** Excerpted data follows **

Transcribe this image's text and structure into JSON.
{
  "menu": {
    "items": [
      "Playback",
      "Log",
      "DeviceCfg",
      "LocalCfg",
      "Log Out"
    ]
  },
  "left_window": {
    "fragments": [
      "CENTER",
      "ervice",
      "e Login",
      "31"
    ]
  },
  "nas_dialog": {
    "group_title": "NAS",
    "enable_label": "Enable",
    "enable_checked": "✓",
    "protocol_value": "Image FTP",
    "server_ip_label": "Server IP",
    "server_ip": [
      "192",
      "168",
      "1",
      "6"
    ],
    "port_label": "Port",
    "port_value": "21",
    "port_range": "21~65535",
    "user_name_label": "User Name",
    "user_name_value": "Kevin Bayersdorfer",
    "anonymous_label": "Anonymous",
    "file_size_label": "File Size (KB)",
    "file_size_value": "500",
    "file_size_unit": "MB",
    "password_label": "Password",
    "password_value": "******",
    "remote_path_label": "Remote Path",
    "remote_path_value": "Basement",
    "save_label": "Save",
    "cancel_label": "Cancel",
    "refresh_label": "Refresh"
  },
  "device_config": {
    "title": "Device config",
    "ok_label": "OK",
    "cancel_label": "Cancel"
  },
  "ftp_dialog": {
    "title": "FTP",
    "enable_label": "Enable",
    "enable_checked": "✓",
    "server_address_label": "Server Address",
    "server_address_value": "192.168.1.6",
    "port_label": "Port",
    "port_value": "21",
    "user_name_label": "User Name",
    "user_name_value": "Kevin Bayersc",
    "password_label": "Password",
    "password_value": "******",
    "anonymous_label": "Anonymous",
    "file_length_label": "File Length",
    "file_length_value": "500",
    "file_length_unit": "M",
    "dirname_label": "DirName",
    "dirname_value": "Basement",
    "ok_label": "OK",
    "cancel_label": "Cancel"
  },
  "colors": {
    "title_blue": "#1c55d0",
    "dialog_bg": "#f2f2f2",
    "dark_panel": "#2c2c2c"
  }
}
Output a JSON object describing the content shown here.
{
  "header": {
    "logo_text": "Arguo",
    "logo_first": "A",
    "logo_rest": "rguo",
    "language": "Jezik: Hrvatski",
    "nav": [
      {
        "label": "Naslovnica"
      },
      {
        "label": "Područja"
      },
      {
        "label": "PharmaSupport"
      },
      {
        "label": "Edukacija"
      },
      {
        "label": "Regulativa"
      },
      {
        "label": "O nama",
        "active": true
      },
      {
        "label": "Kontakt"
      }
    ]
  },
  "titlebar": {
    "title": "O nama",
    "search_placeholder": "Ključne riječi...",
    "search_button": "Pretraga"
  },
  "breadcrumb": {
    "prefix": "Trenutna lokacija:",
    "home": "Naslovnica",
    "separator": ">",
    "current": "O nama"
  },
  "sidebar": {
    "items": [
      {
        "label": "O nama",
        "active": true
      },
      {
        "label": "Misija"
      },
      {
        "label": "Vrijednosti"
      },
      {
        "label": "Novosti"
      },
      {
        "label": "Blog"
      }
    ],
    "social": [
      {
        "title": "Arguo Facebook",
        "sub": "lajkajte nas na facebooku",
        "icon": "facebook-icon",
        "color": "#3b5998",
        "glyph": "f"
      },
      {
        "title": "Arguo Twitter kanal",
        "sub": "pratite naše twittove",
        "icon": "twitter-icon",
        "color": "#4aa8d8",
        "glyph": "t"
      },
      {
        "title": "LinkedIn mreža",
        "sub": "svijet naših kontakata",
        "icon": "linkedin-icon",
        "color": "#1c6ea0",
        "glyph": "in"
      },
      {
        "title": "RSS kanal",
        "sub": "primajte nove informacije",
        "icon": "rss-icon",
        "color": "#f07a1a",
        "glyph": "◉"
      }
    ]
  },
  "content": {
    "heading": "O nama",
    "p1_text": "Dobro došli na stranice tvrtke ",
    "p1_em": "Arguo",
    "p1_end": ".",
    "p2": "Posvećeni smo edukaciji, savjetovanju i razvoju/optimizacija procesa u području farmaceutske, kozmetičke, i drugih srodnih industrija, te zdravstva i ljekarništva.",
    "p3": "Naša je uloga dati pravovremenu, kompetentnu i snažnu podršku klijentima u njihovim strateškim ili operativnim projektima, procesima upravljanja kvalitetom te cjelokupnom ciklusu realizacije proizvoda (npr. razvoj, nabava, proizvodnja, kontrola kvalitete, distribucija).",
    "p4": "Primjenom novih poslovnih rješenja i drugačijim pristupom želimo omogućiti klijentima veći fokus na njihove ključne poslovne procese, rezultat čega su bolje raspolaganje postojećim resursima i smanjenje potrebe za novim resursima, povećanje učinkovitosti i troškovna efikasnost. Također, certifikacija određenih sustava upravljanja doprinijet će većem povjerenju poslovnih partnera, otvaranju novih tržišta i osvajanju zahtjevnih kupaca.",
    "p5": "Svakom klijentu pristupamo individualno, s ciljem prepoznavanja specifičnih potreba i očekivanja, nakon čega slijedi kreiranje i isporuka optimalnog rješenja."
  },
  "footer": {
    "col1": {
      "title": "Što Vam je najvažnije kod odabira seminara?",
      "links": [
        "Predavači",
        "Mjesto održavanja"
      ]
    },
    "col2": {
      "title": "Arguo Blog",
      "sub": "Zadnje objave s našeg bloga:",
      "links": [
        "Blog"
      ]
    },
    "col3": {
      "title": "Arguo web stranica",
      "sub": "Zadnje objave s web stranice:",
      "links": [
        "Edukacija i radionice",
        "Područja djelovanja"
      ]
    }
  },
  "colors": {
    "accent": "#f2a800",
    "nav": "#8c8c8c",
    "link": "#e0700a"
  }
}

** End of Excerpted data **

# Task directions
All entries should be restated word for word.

# Your solution
Transcribe this image's text and structure into JSON.
{
  "menu": {
    "items": [
      "Playback",
      "Log",
      "DeviceCfg",
      "LocalCfg",
      "Log Out"
    ]
  },
  "left_window": {
    "fragments": [
      "CENTER",
      "ervice",
      "e Login",
      "31"
    ]
  },
  "nas_dialog": {
    "group_title": "NAS",
    "enable_label": "Enable",
    "enable_checked": "✓",
    "protocol_value": "Image FTP",
    "server_ip_label": "Server IP",
    "server_ip": [
      "192",
      "168",
      "1",
      "6"
    ],
    "port_label": "Port",
    "port_value": "21",
    "port_range": "21~65535",
    "user_name_label": "User Name",
    "user_name_value": "Kevin Bayersdorfer",
    "anonymous_label": "Anonymous",
    "file_size_label": "File Size (KB)",
    "file_size_value": "500",
    "file_size_unit": "MB",
    "password_label": "Password",
    "password_value": "******",
    "remote_path_label": "Remote Path",
    "remote_path_value": "Basement",
    "save_label": "Save",
    "cancel_label": "Cancel",
    "refresh_label": "Refresh"
  },
  "device_config": {
    "title": "Device config",
    "ok_label": "OK",
    "cancel_label": "Cancel"
  },
  "ftp_dialog": {
    "title": "FTP",
    "enable_label": "Enable",
    "enable_checked": "✓",
    "server_address_label": "Server Address",
    "server_address_value": "192.168.1.6",
    "port_label": "Port",
    "port_value": "21",
    "user_name_label": "User Name",
    "user_name_value": "Kevin Bayersc",
    "password_label": "Password",
    "password_value": "******",
    "anonymous_label": "Anonymous",
    "file_length_label": "File Length",
    "file_length_value": "500",
    "file_length_unit": "M",
    "dirname_label": "DirName",
    "dirname_value": "Basement",
    "ok_label": "OK",
    "cancel_label": "Cancel"
  },
  "colors": {
    "title_blue": "#1c55d0",
    "dialog_bg": "#f2f2f2",
    "dark_panel": "#2c2c2c"
  }
}
Output a JSON object describing the content shown here.
{
  "header": {
    "logo_text": "Arguo",
    "logo_first": "A",
    "logo_rest": "rguo",
    "language": "Jezik: Hrvatski",
    "nav": [
      {
        "label": "Naslovnica"
      },
      {
        "label": "Područja"
      },
      {
        "label": "PharmaSupport"
      },
      {
        "label": "Edukacija"
      },
      {
        "label": "Regulativa"
      },
      {
        "label": "O nama",
        "active": true
      },
      {
        "label": "Kontakt"
      }
    ]
  },
  "titlebar": {
    "title": "O nama",
    "search_placeholder": "Ključne riječi...",
    "search_button": "Pretraga"
  },
  "breadcrumb": {
    "prefix": "Trenutna lokacija:",
    "home": "Naslovnica",
    "separator": ">",
    "current": "O nama"
  },
  "sidebar": {
    "items": [
      {
        "label": "O nama",
        "active": true
      },
      {
        "label": "Misija"
      },
      {
        "label": "Vrijednosti"
      },
      {
        "label": "Novosti"
      },
      {
        "label": "Blog"
      }
    ],
    "social": [
      {
        "title": "Arguo Facebook",
        "sub": "lajkajte nas na facebooku",
        "icon": "facebook-icon",
        "color": "#3b5998",
        "glyph": "f"
      },
      {
        "title": "Arguo Twitter kanal",
        "sub": "pratite naše twittove",
        "icon": "twitter-icon",
        "color": "#4aa8d8",
        "glyph": "t"
      },
      {
        "title": "LinkedIn mreža",
        "sub": "svijet naših kontakata",
        "icon": "linkedin-icon",
        "color": "#1c6ea0",
        "glyph": "in"
      },
      {
        "title": "RSS kanal",
        "sub": "primajte nove informacije",
        "icon": "rss-icon",
        "color": "#f07a1a",
        "glyph": "◉"
      }
    ]
  },
  "content": {
    "heading": "O nama",
    "p1_text": "Dobro došli na stranice tvrtke ",
    "p1_em": "Arguo",
    "p1_end": ".",
    "p2": "Posvećeni smo edukaciji, savjetovanju i razvoju/optimizacija procesa u području farmaceutske, kozmetičke, i drugih srodnih industrija, te zdravstva i ljekarništva.",
    "p3": "Naša je uloga dati pravovremenu, kompetentnu i snažnu podršku klijentima u njihovim strateškim ili operativnim projektima, procesima upravljanja kvalitetom te cjelokupnom ciklusu realizacije proizvoda (npr. razvoj, nabava, proizvodnja, kontrola kvalitete, distribucija).",
    "p4": "Primjenom novih poslovnih rješenja i drugačijim pristupom želimo omogućiti klijentima veći fokus na njihove ključne poslovne procese, rezultat čega su bolje raspolaganje postojećim resursima i smanjenje potrebe za novim resursima, povećanje učinkovitosti i troškovna efikasnost. Također, certifikacija određenih sustava upravljanja doprinijet će većem povjerenju poslovnih partnera, otvaranju novih tržišta i osvajanju zahtjevnih kupaca.",
    "p5": "Svakom klijentu pristupamo individualno, s ciljem prepoznavanja specifičnih potreba i očekivanja, nakon čega slijedi kreiranje i isporuka optimalnog rješenja."
  },
  "footer": {
    "col1": {
      "title": "Što Vam je najvažnije kod odabira seminara?",
      "links": [
        "Predavači",
        "Mjesto održavanja"
      ]
    },
    "col2": {
      "title": "Arguo Blog",
      "sub": "Zadnje objave s našeg bloga:",
      "links": [
        "Blog"
      ]
    },
    "col3": {
      "title": "Arguo web stranica",
      "sub": "Zadnje objave s web stranice:",
      "links": [
        "Edukacija i radionice",
        "Područja djelovanja"
      ]
    }
  },
  "colors": {
    "accent": "#f2a800",
    "nav": "#8c8c8c",
    "link": "#e0700a"
  }
}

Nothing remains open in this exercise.